I’m Not Doing So Good…
Victor* is the last of a handful of inmates to trudge into the Monday morning support group that I’m a part of at the local jail. He’s a small Latino guy, middle aged, a wispy beard and a short ponytail. He looks apprehensive about being there, but then that’s not uncommon. He sits down on a chair and stares at his feet waiting for the group to begin.
We begin a bit differently than usual this time. We’re instructed to go around the circle, introduce ourselves, and say how we’re doing. Victor is supposed to start. He looks up, looks around at us, looks back down at his feet. In halting English, he begins, “Well, I’m not doing so good… I just got here and I don’t know…” And then he looks down again while the tears begin to trickle down his face.
A few people smile, shuffle their feet, offer words of support. We move on to the next person. But I just stare at Victor. My heart breaks for this little man in blue coveralls sitting there crying in a room full of strangers.
There can be a lot of moralizing and paternalism in jail. The chaplains, the volunteers, the guards, whoever—everyone has at least some conception that they’re there to do something. We’re there to help straighten these guys out or guide them toward making better choices or reduce their chances of reoffending or teach them life skills or help them find Jesus or whatever. This is all well and good, as far as it goes.
But Victor has me wondering if going into spaces like this is also about simply bearing witness to the pain of another human being.
I don’t know why Victor’s in jail. He might be an addict. He might have made a series of destructive choices. He might have been dealt a bad hand in life—a hand that I might have played far worse if I had been in his shoes. I really have no idea what he’s done or why. I don’t know what he has to do from this point on to turn things around. But today, in this moment, he is a human being in pain. He is sad and remorseful and frightened and probably feels very alone. It seems to me that this is the sort of thing that demands to be witnessed.

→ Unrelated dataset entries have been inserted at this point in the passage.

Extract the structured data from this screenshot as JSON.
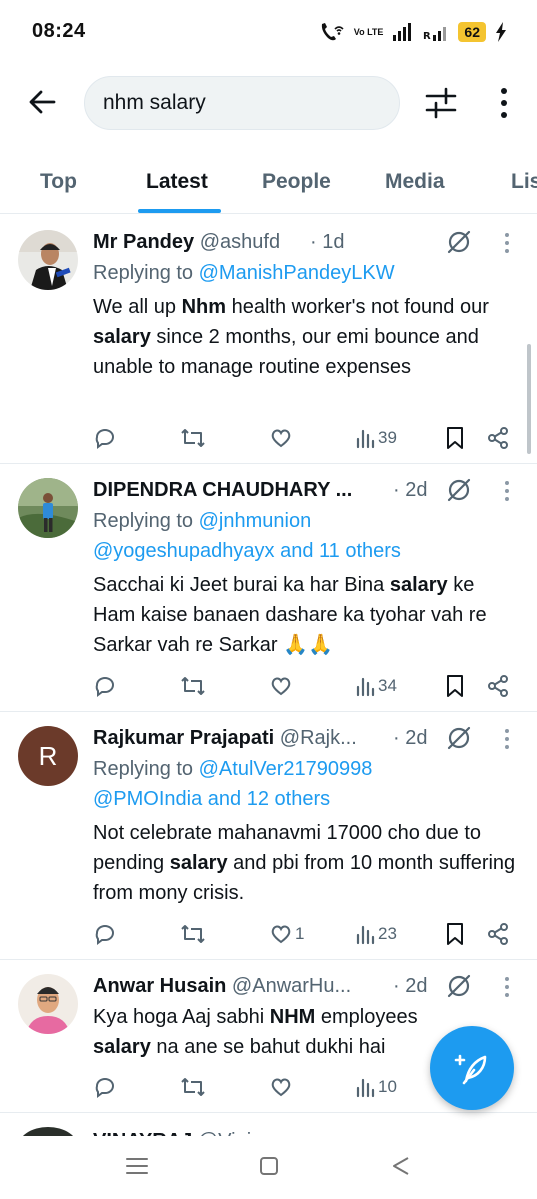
{
  "status_bar": {
    "time": "08:24",
    "network_label": "Vo LTE",
    "battery": "62",
    "icons": [
      "wifi-call-icon",
      "signal-icon",
      "battery-icon",
      "charging-icon"
    ]
  },
  "search": {
    "query": "nhm salary"
  },
  "tabs": [
    {
      "label": "Top"
    },
    {
      "label": "Latest"
    },
    {
      "label": "People"
    },
    {
      "label": "Media"
    },
    {
      "label": "Lis"
    }
  ],
  "tweets": [
    {
      "name": "Mr Pandey",
      "handle": "@ashufd",
      "time": "· 1d",
      "replying_prefix": "Replying to ",
      "replying_line1": "@ManishPandeyLKW",
      "replying_line2": "",
      "body": [
        {
          "t": "We all up ",
          "b": false
        },
        {
          "t": "Nhm",
          "b": true
        },
        {
          "t": " health worker's not found our ",
          "b": false
        },
        {
          "t": "salary",
          "b": true
        },
        {
          "t": " since 2 months, our emi bounce and unable to manage routine expenses",
          "b": false
        }
      ],
      "likes": "",
      "views": "39"
    },
    {
      "name": "DIPENDRA CHAUDHARY ...",
      "handle": "",
      "time": "· 2d",
      "replying_prefix": "Replying to ",
      "replying_line1": "@jnhmunion",
      "replying_line2": "@yogeshupadhyayx and 11 others",
      "body": [
        {
          "t": "Sacchai ki Jeet burai ka har Bina ",
          "b": false
        },
        {
          "t": "salary",
          "b": true
        },
        {
          "t": " ke Ham kaise banaen dashare ka tyohar vah re Sarkar vah re Sarkar 🙏🙏",
          "b": false
        }
      ],
      "likes": "",
      "views": "34"
    },
    {
      "name": "Rajkumar Prajapati",
      "handle": "@Rajk...",
      "time": "· 2d",
      "avatar_letter": "R",
      "replying_prefix": "Replying to ",
      "replying_line1": "@AtulVer21790998",
      "replying_line2": "@PMOIndia and 12 others",
      "body": [
        {
          "t": "Not celebrate mahanavmi 17000 cho due to pending ",
          "b": false
        },
        {
          "t": "salary",
          "b": true
        },
        {
          "t": " and pbi from 10 month suffering from mony crisis.",
          "b": false
        }
      ],
      "likes": "1",
      "views": "23"
    },
    {
      "name": "Anwar Husain",
      "handle": "@AnwarHu...",
      "time": "· 2d",
      "replying_prefix": "",
      "replying_line1": "",
      "replying_line2": "",
      "body": [
        {
          "t": "Kya hoga Aaj sabhi ",
          "b": false
        },
        {
          "t": "NHM",
          "b": true
        },
        {
          "t": " employees ",
          "b": false
        },
        {
          "t": "salary",
          "b": true
        },
        {
          "t": " na ane se bahut dukhi hai",
          "b": false
        }
      ],
      "likes": "",
      "views": "10"
    }
  ],
  "partial_next": {
    "name": "VINAYRAJ",
    "handle": "@Vini..."
  },
  "colors": {
    "accent": "#1d9bf0",
    "text": "#0f1419",
    "muted": "#536471",
    "divider": "#e7ecf0"
  }
}
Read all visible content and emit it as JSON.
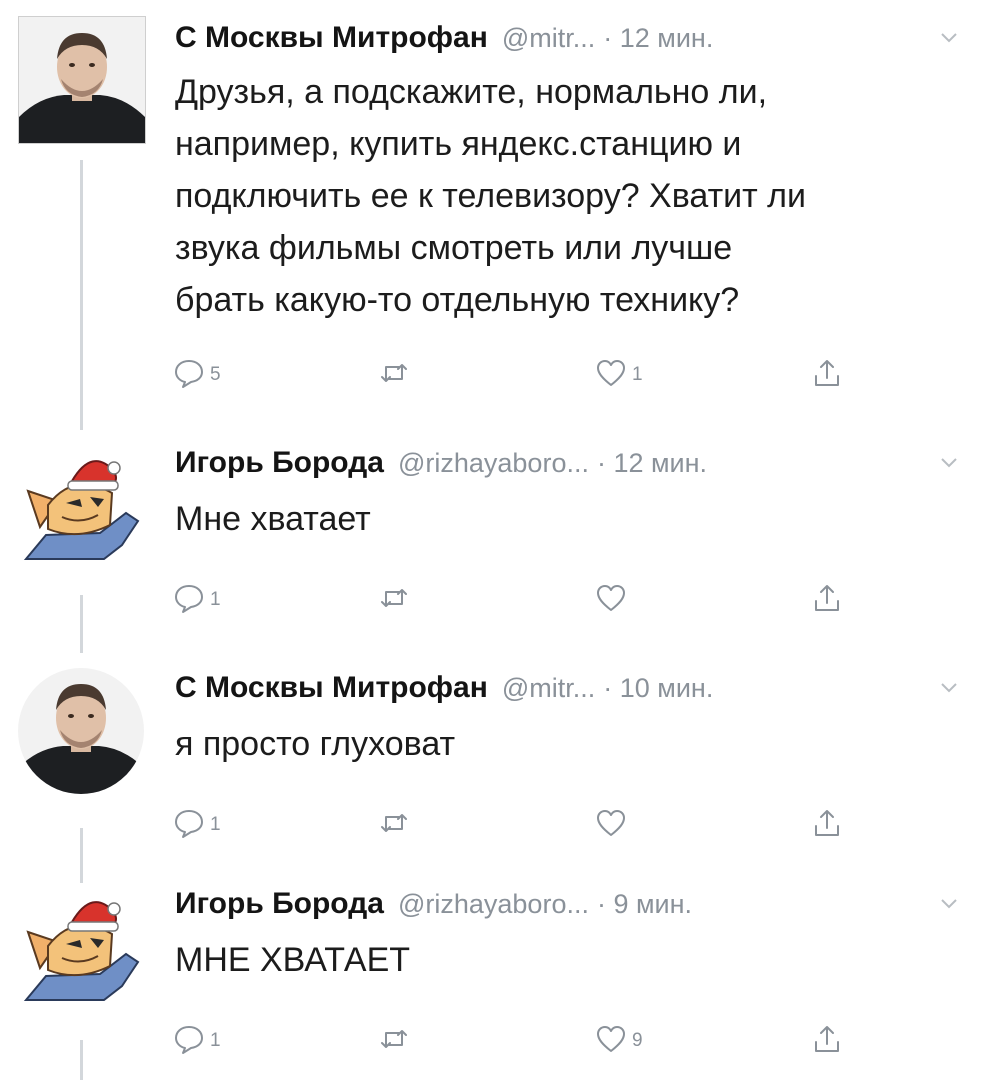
{
  "tweets": [
    {
      "author": "С Москвы Митрофан",
      "handle": "@mitr...",
      "time": "· 12 мин.",
      "lines": [
        "Друзья, а подскажите, нормально ли,",
        "например, купить яндекс.станцию и",
        "подключить ее к телевизору? Хватит ли",
        "звука фильмы смотреть или лучше",
        "брать какую-то отдельную технику?"
      ],
      "replies": "5",
      "retweets": "",
      "likes": "1"
    },
    {
      "author": "Игорь Борода",
      "handle": "@rizhayaboro...",
      "time": "· 12 мин.",
      "lines": [
        "Мне хватает"
      ],
      "replies": "1",
      "retweets": "",
      "likes": ""
    },
    {
      "author": "С Москвы Митрофан",
      "handle": "@mitr...",
      "time": "· 10 мин.",
      "lines": [
        "я просто глуховат"
      ],
      "replies": "1",
      "retweets": "",
      "likes": ""
    },
    {
      "author": "Игорь Борода",
      "handle": "@rizhayaboro...",
      "time": "· 9 мин.",
      "lines": [
        "МНЕ ХВАТАЕТ"
      ],
      "replies": "1",
      "retweets": "",
      "likes": "9"
    }
  ],
  "icons": {
    "reply": "reply-icon",
    "retweet": "retweet-icon",
    "like": "heart-icon",
    "share": "share-icon",
    "menu": "chevron-down-icon"
  },
  "colors": {
    "text": "#1c1c1c",
    "muted": "#8a9199",
    "thread_line": "#d3d7db"
  }
}
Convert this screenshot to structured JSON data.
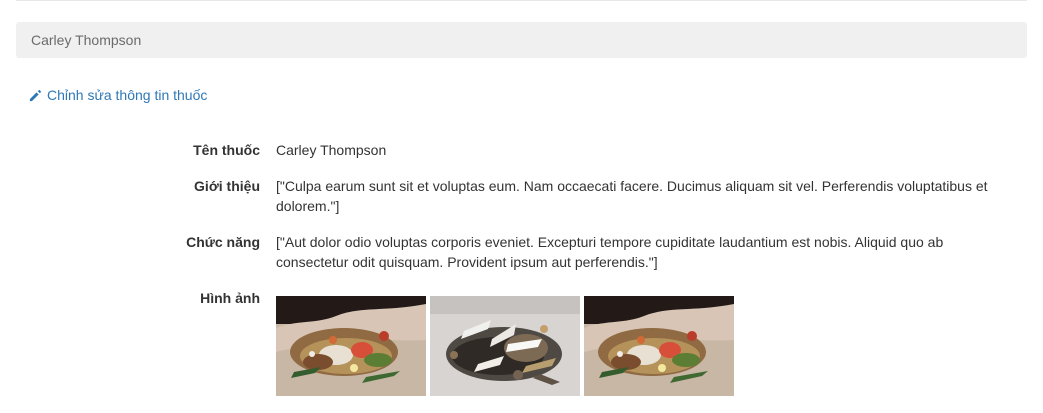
{
  "breadcrumb": {
    "current": "Carley Thompson"
  },
  "actions": {
    "edit_label": "Chỉnh sửa thông tin thuốc",
    "edit_icon": "pencil-icon"
  },
  "drug": {
    "name_label": "Tên thuốc",
    "name_value": "Carley Thompson",
    "intro_label": "Giới thiệu",
    "intro_value": "[\"Culpa earum sunt sit et voluptas eum. Nam occaecati facere. Ducimus aliquam sit vel. Perferendis voluptatibus et dolorem.\"]",
    "function_label": "Chức năng",
    "function_value": "[\"Aut dolor odio voluptas corporis eveniet. Excepturi tempore cupiditate laudantium est nobis. Aliquid quo ab consectetur odit quisquam. Provident ipsum aut perferendis.\"]",
    "images_label": "Hình ảnh"
  },
  "colors": {
    "link": "#2f78b7",
    "breadcrumb_bg": "#f0f0f0",
    "text": "#333333"
  },
  "images": [
    {
      "name": "herb-image-1"
    },
    {
      "name": "herb-image-2"
    },
    {
      "name": "herb-image-3"
    }
  ]
}
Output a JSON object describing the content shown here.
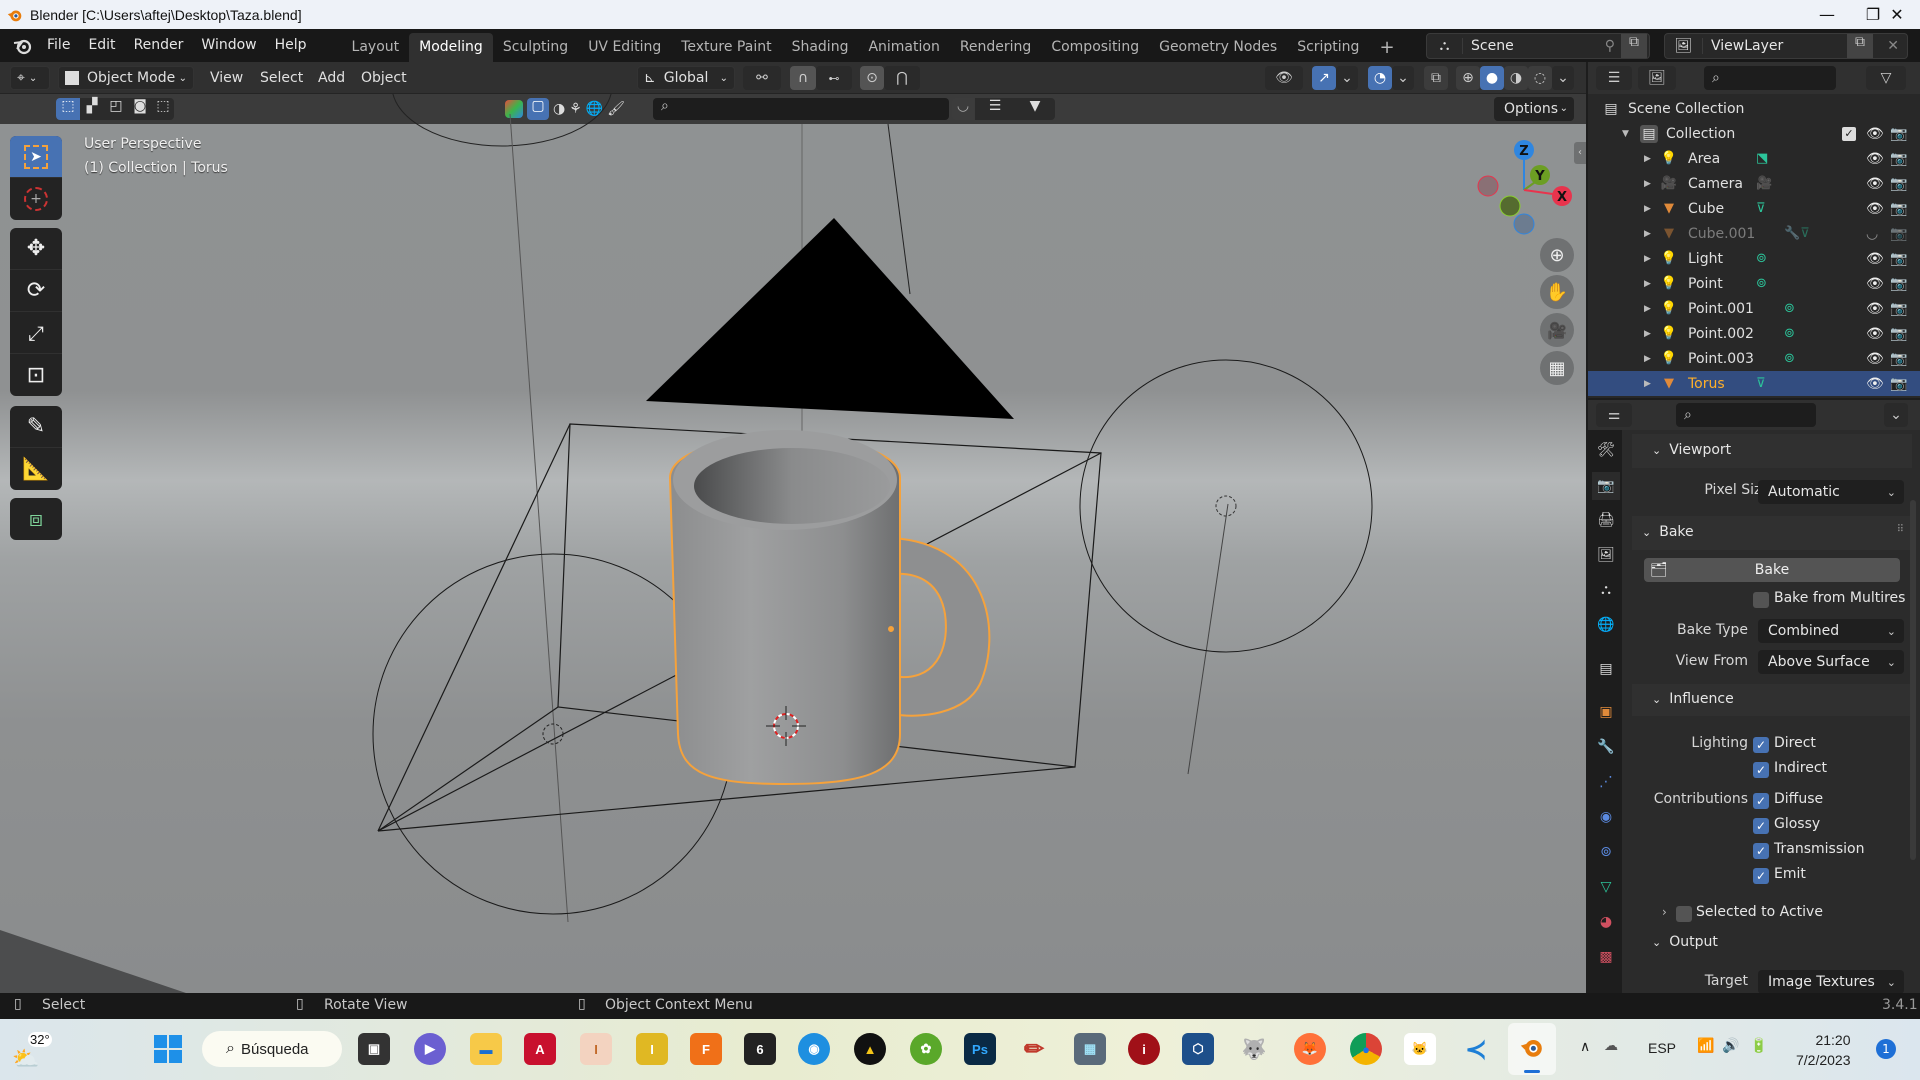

Later on, we’re reading from the lesson of the day. The chaplain asks for volunteers to read. Victor asks if he can read. He’s not very good at reading out loud, but he’d like to practice his English. He slowly reads a paragraph. He looks up, expecting someone else to take over. But the other guys say, “Nah, man, you’re doing awesome. Keep going!” They’re all quite a bit younger and bigger and tougher looking than Victor, but it’s remarkable to see how quickly they leap to affirm him. It makes me smile. This, too, strikes me as the sort of thing that demands to be witnessed.
Later still, we’re wrapping things up and Victor asks us if we can pray for his mom. She’s losing her memory. Last time he saw her, he had to show her a picture of them together so that she would remember who he was. We pray for Victor and his mom. He says that it’s been good to be here today. He believes that God has forgiven him and he hopes that others will forgive him, too. As we leave, he shakes my hand says that it was good to have somewhere to talk and to listen. He likes it that there’s a place that he doesn’t have to be afraid to cry.
* Victor is obviously not his real name.